1970 - “I Know Why the Caged Bird Sings” is published. It is later broadcast on national television in 1979, with a script and musical score written by Angelou.
1972 - Nominated for a Pulitzer Prize for “Just Give Me a Cool Drink of Water ‘fore I Diiie.”
1972 - Becomes the first African American woman to have an original screenplay produced as a movie for “Georgia, Georgia.”
1975 - Appointed to the Bicentennial Commission by President Gerald Ford.
1975-1976 - Member of National Commission on the Observance of International Women’s Year.
1977 - Appears in the television mini-series “Roots.”
1981 - Appointed Reynolds Professor of American Studies at Wake Forest University.
January 20, 1993 - Recites her poem “On the Pulse of Morning” at the inauguration of President Bill Clinton, becoming the second poet to participate in a president’s inauguration after Robert Frost read at President John F. Kennedy’s 1961 ceremony.
February 1993 - Wins a Grammy for Best Spoken Word or Non-Musical Album for “On The Pulse Of Morning.”
March 1995 - Wins a Grammy for Best Spoken Word or Non-Musical Album for “Phenomenal Woman.”
October 16, 1995 - Recites the poem “From a Black Woman to a Black Man” at the Million Man March in Washington, DC.
1998 - Film directorial debut for “Down in the Delta.”
2000 - Receives the National Medal of Arts.
February 2002 - Wins a Grammy for Best Spoken Word Album for “A Song Flung Up To Heaven.”
2006-2010 - Hosts a weekly show for Oprah Radio on Sirius XM Radio.
January 21, 2008 - Is the keynote speaker for the Martin Luther King Jr. Day celebration at Virginia Tech.
February 15, 2011 - Awarded the Presidential Medal of Freedom by President Barack Obama.

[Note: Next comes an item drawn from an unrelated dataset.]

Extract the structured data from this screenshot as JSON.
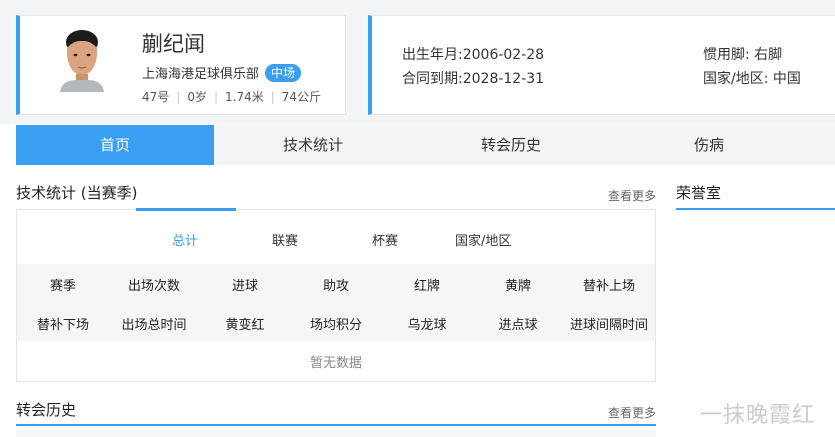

August 30, 2011 - Angelou is critical of the new Martin Luther King Jr. memorial on the Mall in Washington, DC. She says the paraphrased quote about King being a drum major for peace, justice and righteousness makes him sound like an “arrogant twit.” Federal officials later announce that the controversial inscription will be removed.
2013 - Her eighth autobiographical book, “Mom & Me & Mom”, a tribute to her mother and grandmother, is published.
May 28, 2014 - Passes away at her home in North Carolina.
January 10, 2022 - The US Mint begins circulation of a new US quarter featuring Angelou, making the legendary poet and activist the first Black woman ever to appear on the coin.